• WORK INSTRUCTION: Do any lines in the data below contain "number"? If so, copy every one of them.

Data about app and page elements

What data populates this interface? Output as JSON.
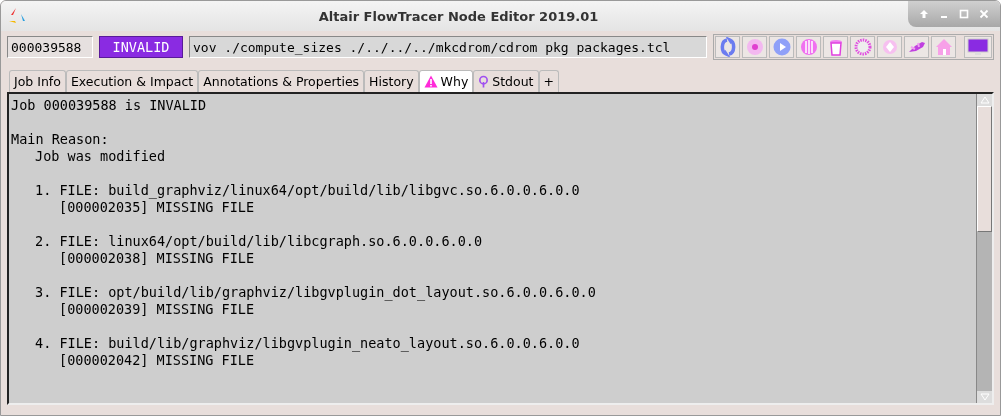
{
  "window": {
    "title": "Altair FlowTracer Node Editor 2019.01"
  },
  "job_id": "000039588",
  "status": "INVALID",
  "command": "vov ./compute_sizes ./../../../mkcdrom/cdrom pkg packages.tcl",
  "toolbar": [
    {
      "kind": "refresh"
    },
    {
      "kind": "disc"
    },
    {
      "kind": "play"
    },
    {
      "kind": "stripes"
    },
    {
      "kind": "trash"
    },
    {
      "kind": "ring"
    },
    {
      "kind": "diamond"
    },
    {
      "kind": "plane"
    },
    {
      "kind": "home"
    },
    {
      "kind": "monitor"
    }
  ],
  "tabs": [
    {
      "label": "Job Info",
      "selected": false
    },
    {
      "label": "Execution & Impact",
      "selected": false
    },
    {
      "label": "Annotations & Properties",
      "selected": false
    },
    {
      "label": "History",
      "selected": false
    },
    {
      "label": "Why",
      "selected": true,
      "kind": "warning"
    },
    {
      "label": "Stdout",
      "selected": false,
      "kind": "pin"
    },
    {
      "label": "+",
      "selected": false
    }
  ],
  "report": {
    "heading": "Job 000039588 is INVALID",
    "reason_label": "Main Reason:",
    "reason": "Job was modified",
    "files": [
      {
        "line": "1. FILE: build_graphviz/linux64/opt/build/lib/libgvc.so.6.0.0.6.0.0",
        "detail": "[000002035] MISSING FILE"
      },
      {
        "line": "2. FILE: linux64/opt/build/lib/libcgraph.so.6.0.0.6.0.0",
        "detail": "[000002038] MISSING FILE"
      },
      {
        "line": "3. FILE: opt/build/lib/graphviz/libgvplugin_dot_layout.so.6.0.0.6.0.0",
        "detail": "[000002039] MISSING FILE"
      },
      {
        "line": "4. FILE: build/lib/graphviz/libgvplugin_neato_layout.so.6.0.0.6.0.0",
        "detail": "[000002042] MISSING FILE"
      }
    ]
  }
}
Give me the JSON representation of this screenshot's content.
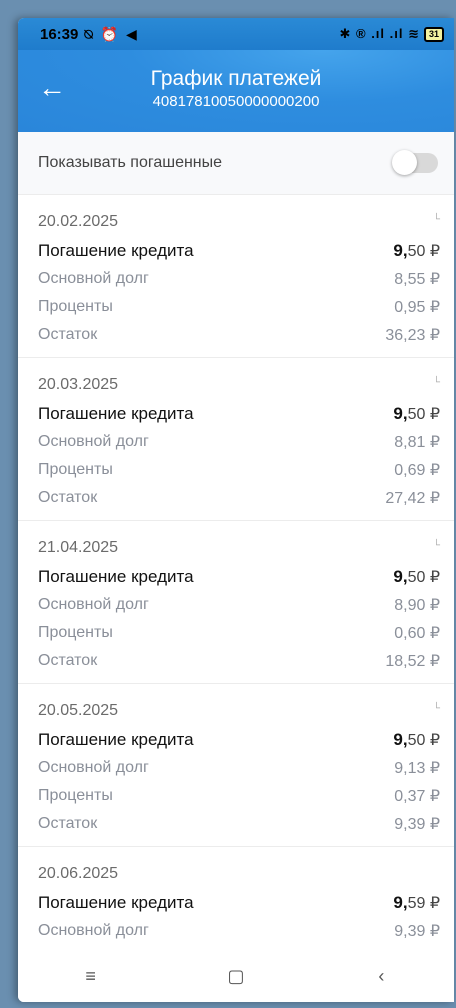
{
  "status": {
    "time": "16:39",
    "left_icons": "⍉ ⏰ ◀",
    "right_icons": "✱ ® .ıl .ıl ≋",
    "battery": "31"
  },
  "header": {
    "title": "График платежей",
    "subtitle": "40817810050000000200",
    "back_icon": "←"
  },
  "toggle": {
    "label": "Показывать погашенные",
    "state": "off"
  },
  "labels": {
    "payment": "Погашение кредита",
    "principal": "Основной долг",
    "interest": "Проценты",
    "remaining": "Остаток"
  },
  "payments": [
    {
      "date": "20.02.2025",
      "amount_int": "9,",
      "amount_frac": "50 ₽",
      "principal": "8,55 ₽",
      "interest": "0,95 ₽",
      "remaining": "36,23 ₽"
    },
    {
      "date": "20.03.2025",
      "amount_int": "9,",
      "amount_frac": "50 ₽",
      "principal": "8,81 ₽",
      "interest": "0,69 ₽",
      "remaining": "27,42 ₽"
    },
    {
      "date": "21.04.2025",
      "amount_int": "9,",
      "amount_frac": "50 ₽",
      "principal": "8,90 ₽",
      "interest": "0,60 ₽",
      "remaining": "18,52 ₽"
    },
    {
      "date": "20.05.2025",
      "amount_int": "9,",
      "amount_frac": "50 ₽",
      "principal": "9,13 ₽",
      "interest": "0,37 ₽",
      "remaining": "9,39 ₽"
    },
    {
      "date": "20.06.2025",
      "amount_int": "9,",
      "amount_frac": "59 ₽",
      "principal": "9,39 ₽"
    }
  ],
  "navbar": {
    "menu_icon": "≡",
    "home_icon": "▢",
    "back_icon": "‹"
  }
}
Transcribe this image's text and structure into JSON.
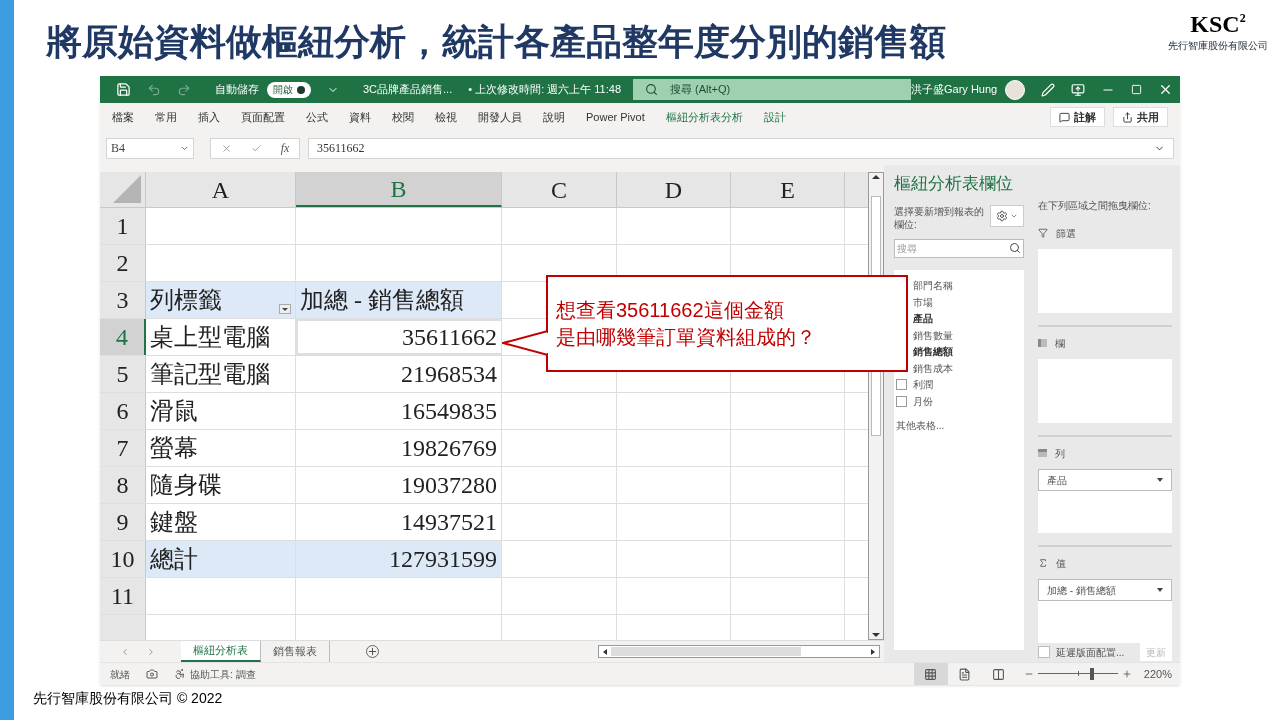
{
  "slide": {
    "title": "將原始資料做樞紐分析，統計各產品整年度分別的銷售額",
    "logo": {
      "mark": "KSC",
      "superscript": "2",
      "company": "先行智庫股份有限公司"
    },
    "footer": "先行智庫股份有限公司 © 2022"
  },
  "titlebar": {
    "autosave_label": "自動儲存",
    "autosave_toggle": {
      "label": "開啟",
      "on": true
    },
    "file_name": "3C品牌產品銷售...",
    "modified": "• 上次修改時間: 週六上午 11:48",
    "search_placeholder": "搜尋 (Alt+Q)",
    "user": "洪子盛Gary Hung"
  },
  "ribbon_tabs": [
    {
      "label": "檔案",
      "kind": "standard"
    },
    {
      "label": "常用",
      "kind": "standard"
    },
    {
      "label": "插入",
      "kind": "standard"
    },
    {
      "label": "頁面配置",
      "kind": "standard"
    },
    {
      "label": "公式",
      "kind": "standard"
    },
    {
      "label": "資料",
      "kind": "standard"
    },
    {
      "label": "校閱",
      "kind": "standard"
    },
    {
      "label": "檢視",
      "kind": "standard"
    },
    {
      "label": "開發人員",
      "kind": "standard"
    },
    {
      "label": "說明",
      "kind": "standard"
    },
    {
      "label": "Power Pivot",
      "kind": "standard"
    },
    {
      "label": "樞紐分析表分析",
      "kind": "contextual"
    },
    {
      "label": "設計",
      "kind": "contextual"
    }
  ],
  "ribbon_buttons": [
    "註解",
    "共用"
  ],
  "formula_bar": {
    "name_box": "B4",
    "function_label": "fx",
    "value": "35611662"
  },
  "sheet": {
    "columns": [
      {
        "label": "A",
        "selected": false
      },
      {
        "label": "B",
        "selected": true
      },
      {
        "label": "C",
        "selected": false
      },
      {
        "label": "D",
        "selected": false
      },
      {
        "label": "E",
        "selected": false
      }
    ],
    "rows": [
      {
        "number": "1",
        "kind": "empty",
        "selected": false
      },
      {
        "number": "2",
        "kind": "empty",
        "selected": false
      },
      {
        "number": "3",
        "kind": "header",
        "selected": false,
        "label": "列標籤",
        "value": "加總 - 銷售總額"
      },
      {
        "number": "4",
        "kind": "item",
        "selected": true,
        "label": "桌上型電腦",
        "value": "35611662"
      },
      {
        "number": "5",
        "kind": "item",
        "selected": false,
        "label": "筆記型電腦",
        "value": "21968534"
      },
      {
        "number": "6",
        "kind": "item",
        "selected": false,
        "label": "滑鼠",
        "value": "16549835"
      },
      {
        "number": "7",
        "kind": "item",
        "selected": false,
        "label": "螢幕",
        "value": "19826769"
      },
      {
        "number": "8",
        "kind": "item",
        "selected": false,
        "label": "隨身碟",
        "value": "19037280"
      },
      {
        "number": "9",
        "kind": "item",
        "selected": false,
        "label": "鍵盤",
        "value": "14937521"
      },
      {
        "number": "10",
        "kind": "total",
        "selected": false,
        "label": "總計",
        "value": "127931599"
      },
      {
        "number": "11",
        "kind": "empty",
        "selected": false
      }
    ]
  },
  "sheet_tabs": [
    {
      "label": "樞紐分析表",
      "selected": true
    },
    {
      "label": "銷售報表",
      "selected": false
    }
  ],
  "status_bar": {
    "ready": "就緒",
    "accessibility": "協助工具: 調查",
    "views": [
      {
        "kind": "normal",
        "selected": true
      },
      {
        "kind": "page_layout",
        "selected": false
      },
      {
        "kind": "page_break",
        "selected": false
      }
    ],
    "zoom": {
      "level": 0.68,
      "reading": "220%"
    }
  },
  "pivot_pane": {
    "title": "樞紐分析表欄位",
    "choose_label": "選擇要新增到報表的欄位:",
    "search_placeholder": "搜尋",
    "fields": [
      {
        "label": "部門名稱",
        "selected": false
      },
      {
        "label": "市場",
        "selected": false
      },
      {
        "label": "產品",
        "selected": true
      },
      {
        "label": "銷售數量",
        "selected": false
      },
      {
        "label": "銷售總額",
        "selected": true
      },
      {
        "label": "銷售成本",
        "selected": false
      },
      {
        "label": "利潤",
        "selected": false,
        "checked": false
      },
      {
        "label": "月份",
        "selected": false,
        "checked": false
      }
    ],
    "more_tables": "其他表格...",
    "drag_label": "在下列區域之間拖曳欄位:",
    "areas": [
      {
        "kind": "filter",
        "label": "篩選"
      },
      {
        "kind": "columns",
        "label": "欄"
      },
      {
        "kind": "rows",
        "label": "列",
        "items": [
          "產品"
        ]
      },
      {
        "kind": "values",
        "label": "值",
        "items": [
          "加總 - 銷售總額"
        ]
      }
    ],
    "defer": {
      "label": "延遲版面配置...",
      "checked": false
    },
    "update_button": {
      "label": "更新",
      "disabled": true
    }
  },
  "callout": {
    "lines": [
      "想查看35611662這個金額",
      "是由哪幾筆訂單資料組成的？"
    ]
  }
}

• SOLUTION TO THE PROBLEM:
        "number": "1",
        "number": "2",
        "number": "3",
        "number": "4",
        "number": "5",
        "number": "6",
        "number": "7",
        "number": "8",
        "number": "9",
        "number": "10",
        "number": "11",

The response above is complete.